(Web page and app entries)
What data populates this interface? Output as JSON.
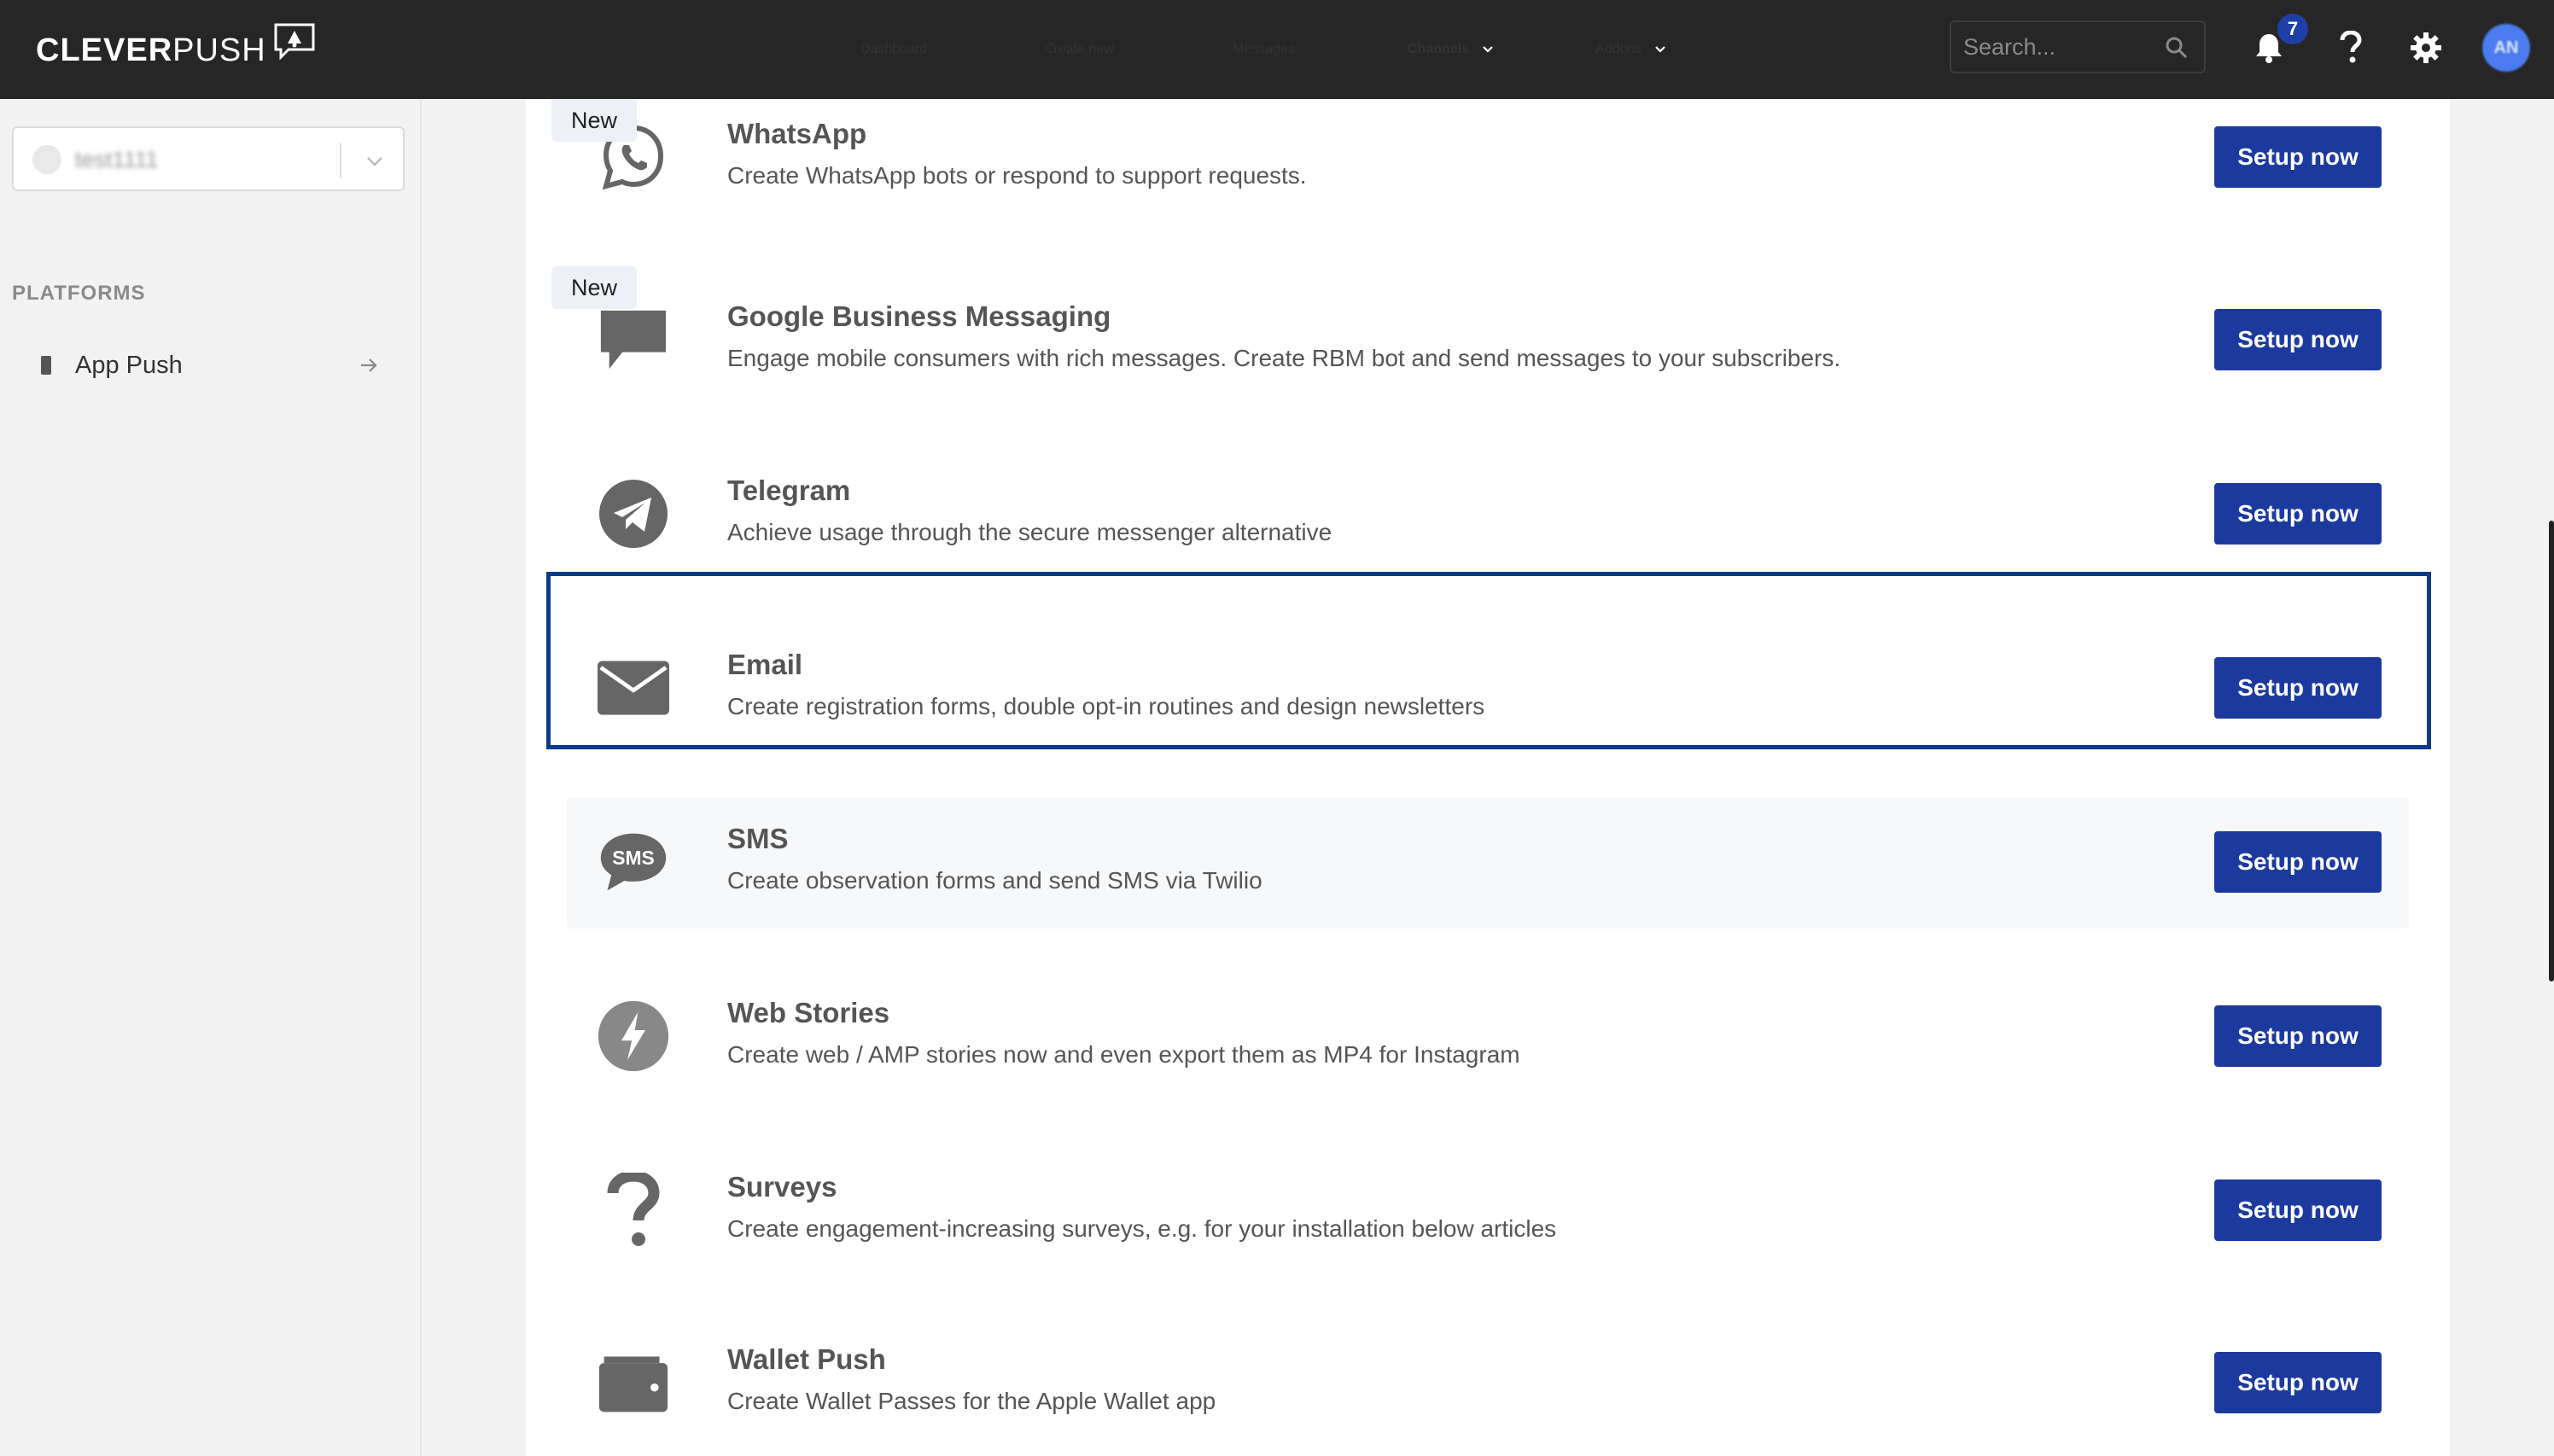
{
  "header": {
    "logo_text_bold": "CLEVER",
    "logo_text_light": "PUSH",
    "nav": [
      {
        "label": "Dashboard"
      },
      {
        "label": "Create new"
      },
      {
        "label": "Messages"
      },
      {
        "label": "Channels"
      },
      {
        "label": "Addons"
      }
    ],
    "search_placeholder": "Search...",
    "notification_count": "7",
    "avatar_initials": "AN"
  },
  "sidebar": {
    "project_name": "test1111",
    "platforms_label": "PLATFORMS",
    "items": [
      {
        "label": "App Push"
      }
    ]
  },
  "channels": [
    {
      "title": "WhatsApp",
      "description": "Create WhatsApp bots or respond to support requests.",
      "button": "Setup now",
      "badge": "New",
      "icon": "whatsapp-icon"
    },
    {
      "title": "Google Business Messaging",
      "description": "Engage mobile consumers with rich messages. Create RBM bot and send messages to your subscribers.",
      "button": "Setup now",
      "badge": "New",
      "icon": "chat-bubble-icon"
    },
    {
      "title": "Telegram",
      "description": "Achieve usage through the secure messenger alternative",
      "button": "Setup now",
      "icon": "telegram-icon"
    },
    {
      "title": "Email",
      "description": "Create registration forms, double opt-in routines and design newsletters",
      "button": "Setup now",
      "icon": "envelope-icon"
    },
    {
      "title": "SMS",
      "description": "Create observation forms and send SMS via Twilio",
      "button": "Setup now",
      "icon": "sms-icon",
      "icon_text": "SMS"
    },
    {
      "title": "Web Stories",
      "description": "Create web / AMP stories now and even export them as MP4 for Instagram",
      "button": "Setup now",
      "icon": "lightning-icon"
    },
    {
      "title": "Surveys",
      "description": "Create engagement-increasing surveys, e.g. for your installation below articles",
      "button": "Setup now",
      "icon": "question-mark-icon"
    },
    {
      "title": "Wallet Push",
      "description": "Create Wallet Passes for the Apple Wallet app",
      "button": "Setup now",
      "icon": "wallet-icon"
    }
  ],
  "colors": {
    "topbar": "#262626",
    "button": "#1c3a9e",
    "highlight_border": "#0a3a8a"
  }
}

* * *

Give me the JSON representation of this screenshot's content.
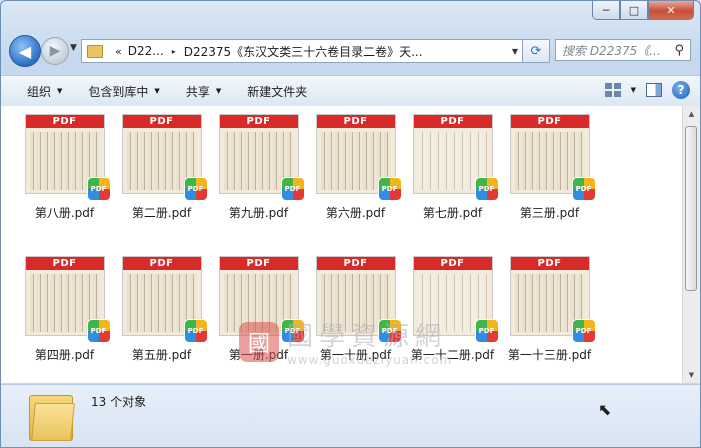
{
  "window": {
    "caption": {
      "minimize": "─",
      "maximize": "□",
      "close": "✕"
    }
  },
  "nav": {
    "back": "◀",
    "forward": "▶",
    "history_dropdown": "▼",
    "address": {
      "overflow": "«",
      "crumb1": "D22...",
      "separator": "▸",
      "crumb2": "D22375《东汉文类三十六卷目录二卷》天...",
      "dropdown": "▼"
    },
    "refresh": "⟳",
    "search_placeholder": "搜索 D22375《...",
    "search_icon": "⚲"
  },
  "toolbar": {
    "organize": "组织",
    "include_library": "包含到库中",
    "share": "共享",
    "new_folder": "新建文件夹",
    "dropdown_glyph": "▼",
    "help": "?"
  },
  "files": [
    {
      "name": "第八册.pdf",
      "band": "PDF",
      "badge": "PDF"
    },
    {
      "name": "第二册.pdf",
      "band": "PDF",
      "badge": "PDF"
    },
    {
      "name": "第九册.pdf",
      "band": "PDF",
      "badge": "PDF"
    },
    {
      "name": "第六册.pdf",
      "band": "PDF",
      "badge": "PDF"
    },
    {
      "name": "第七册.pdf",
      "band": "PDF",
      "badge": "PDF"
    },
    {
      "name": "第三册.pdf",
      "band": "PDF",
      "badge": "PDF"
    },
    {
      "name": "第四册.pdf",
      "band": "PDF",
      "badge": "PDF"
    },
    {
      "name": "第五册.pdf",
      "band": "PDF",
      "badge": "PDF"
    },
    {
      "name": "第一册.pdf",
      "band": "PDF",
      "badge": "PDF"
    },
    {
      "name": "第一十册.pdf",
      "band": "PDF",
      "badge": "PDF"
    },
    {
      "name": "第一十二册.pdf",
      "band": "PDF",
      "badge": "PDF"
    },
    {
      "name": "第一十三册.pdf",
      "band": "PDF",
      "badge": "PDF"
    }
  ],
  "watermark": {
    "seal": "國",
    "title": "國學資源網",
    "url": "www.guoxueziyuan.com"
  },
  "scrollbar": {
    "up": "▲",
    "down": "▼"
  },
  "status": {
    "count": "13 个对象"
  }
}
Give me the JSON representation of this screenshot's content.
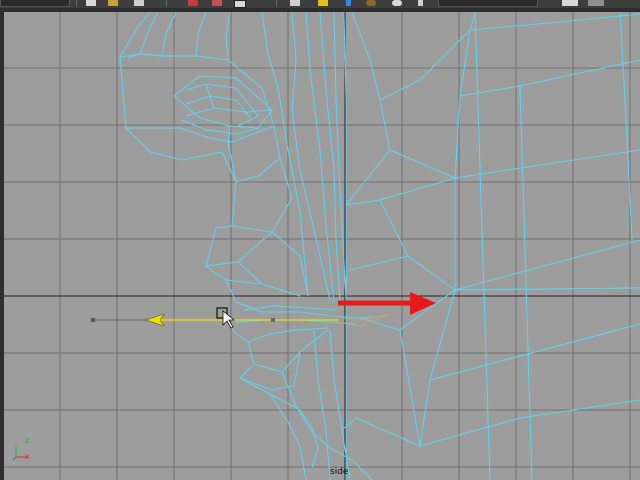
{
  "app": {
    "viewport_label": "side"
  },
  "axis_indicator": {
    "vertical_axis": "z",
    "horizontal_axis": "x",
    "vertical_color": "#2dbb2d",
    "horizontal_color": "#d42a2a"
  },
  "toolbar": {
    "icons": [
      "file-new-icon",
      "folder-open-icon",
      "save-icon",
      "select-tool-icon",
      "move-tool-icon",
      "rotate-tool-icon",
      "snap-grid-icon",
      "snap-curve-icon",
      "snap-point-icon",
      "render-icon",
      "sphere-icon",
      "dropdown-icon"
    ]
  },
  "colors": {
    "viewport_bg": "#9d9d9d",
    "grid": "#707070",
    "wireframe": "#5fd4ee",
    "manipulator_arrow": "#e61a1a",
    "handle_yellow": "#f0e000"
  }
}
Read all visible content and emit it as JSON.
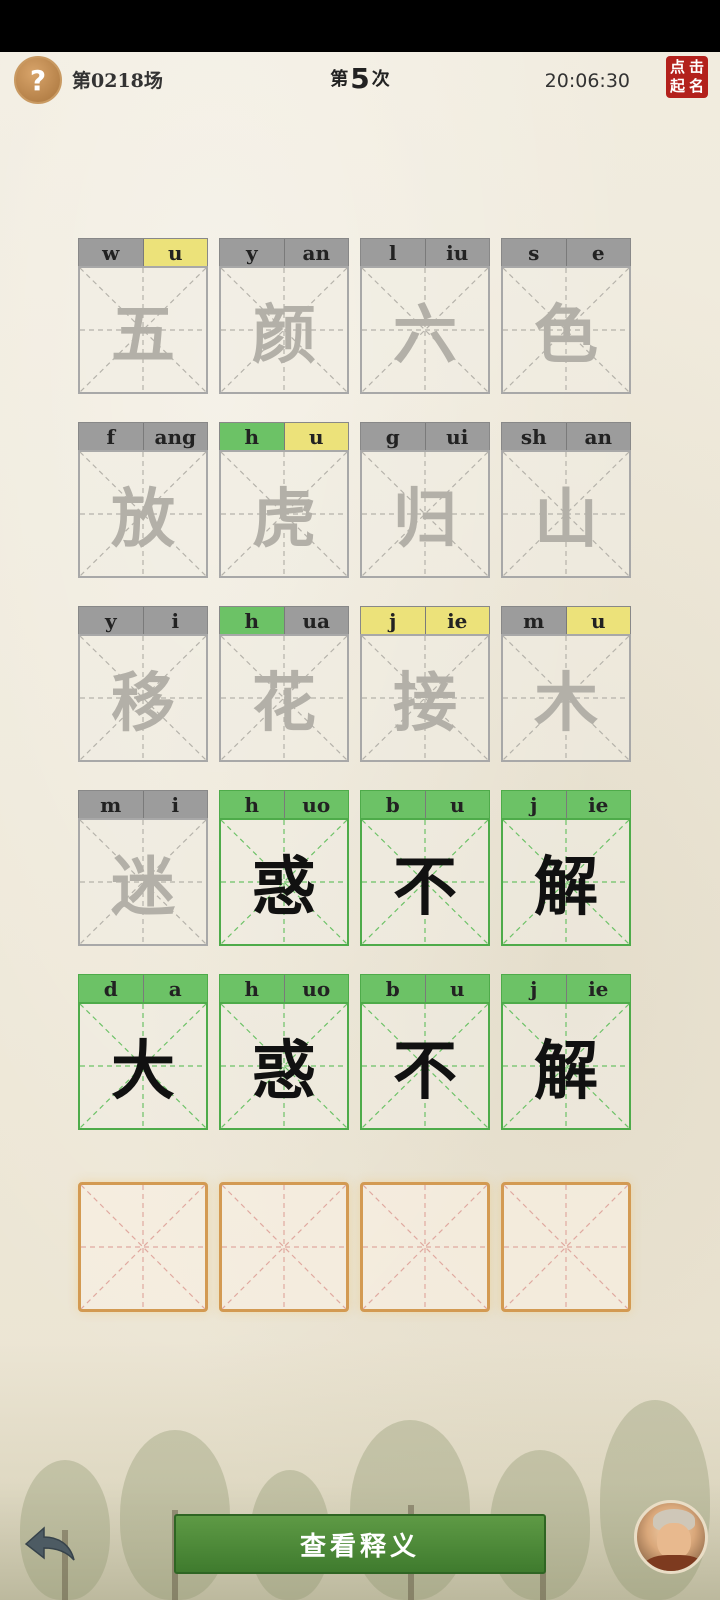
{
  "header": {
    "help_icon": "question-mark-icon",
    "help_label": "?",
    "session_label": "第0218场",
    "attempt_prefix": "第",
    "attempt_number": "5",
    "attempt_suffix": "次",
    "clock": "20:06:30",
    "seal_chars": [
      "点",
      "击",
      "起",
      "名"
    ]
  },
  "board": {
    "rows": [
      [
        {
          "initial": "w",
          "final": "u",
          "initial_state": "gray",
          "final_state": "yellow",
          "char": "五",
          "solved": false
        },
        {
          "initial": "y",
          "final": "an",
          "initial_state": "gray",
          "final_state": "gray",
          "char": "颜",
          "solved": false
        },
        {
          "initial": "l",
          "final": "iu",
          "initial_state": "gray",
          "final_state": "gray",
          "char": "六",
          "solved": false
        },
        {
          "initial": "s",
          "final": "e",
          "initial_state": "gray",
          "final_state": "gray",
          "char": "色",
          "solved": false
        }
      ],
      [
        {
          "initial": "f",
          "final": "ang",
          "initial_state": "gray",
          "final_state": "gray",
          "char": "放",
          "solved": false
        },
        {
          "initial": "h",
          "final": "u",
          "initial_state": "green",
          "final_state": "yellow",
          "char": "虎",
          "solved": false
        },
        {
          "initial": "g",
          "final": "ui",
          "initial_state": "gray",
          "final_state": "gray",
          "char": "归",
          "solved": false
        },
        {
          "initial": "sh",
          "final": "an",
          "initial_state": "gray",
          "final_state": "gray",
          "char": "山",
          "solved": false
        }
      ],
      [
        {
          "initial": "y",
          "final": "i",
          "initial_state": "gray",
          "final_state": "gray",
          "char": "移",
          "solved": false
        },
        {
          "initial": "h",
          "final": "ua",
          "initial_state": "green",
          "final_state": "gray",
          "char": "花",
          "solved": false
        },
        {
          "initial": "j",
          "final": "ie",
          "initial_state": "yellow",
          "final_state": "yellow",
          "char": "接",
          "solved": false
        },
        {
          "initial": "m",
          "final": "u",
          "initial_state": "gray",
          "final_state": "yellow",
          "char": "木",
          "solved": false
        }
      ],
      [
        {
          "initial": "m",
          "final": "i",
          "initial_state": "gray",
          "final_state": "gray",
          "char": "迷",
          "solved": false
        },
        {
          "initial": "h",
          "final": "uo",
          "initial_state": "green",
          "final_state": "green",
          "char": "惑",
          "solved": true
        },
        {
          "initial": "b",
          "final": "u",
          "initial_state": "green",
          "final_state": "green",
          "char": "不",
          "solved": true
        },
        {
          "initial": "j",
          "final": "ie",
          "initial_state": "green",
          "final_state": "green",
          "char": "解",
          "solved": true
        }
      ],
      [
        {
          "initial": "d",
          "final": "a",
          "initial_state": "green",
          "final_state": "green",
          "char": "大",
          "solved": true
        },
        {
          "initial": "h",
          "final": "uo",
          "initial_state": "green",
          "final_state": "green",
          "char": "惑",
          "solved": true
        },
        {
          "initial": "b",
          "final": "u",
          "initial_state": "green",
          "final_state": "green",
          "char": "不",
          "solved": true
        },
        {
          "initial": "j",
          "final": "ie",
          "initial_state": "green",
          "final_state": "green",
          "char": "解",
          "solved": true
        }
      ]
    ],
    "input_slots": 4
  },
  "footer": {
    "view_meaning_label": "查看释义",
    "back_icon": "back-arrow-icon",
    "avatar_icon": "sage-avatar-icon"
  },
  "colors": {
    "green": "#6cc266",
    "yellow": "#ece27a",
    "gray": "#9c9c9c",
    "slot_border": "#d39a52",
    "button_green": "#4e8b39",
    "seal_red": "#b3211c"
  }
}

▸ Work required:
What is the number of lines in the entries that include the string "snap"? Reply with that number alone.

▸ Final answer:
3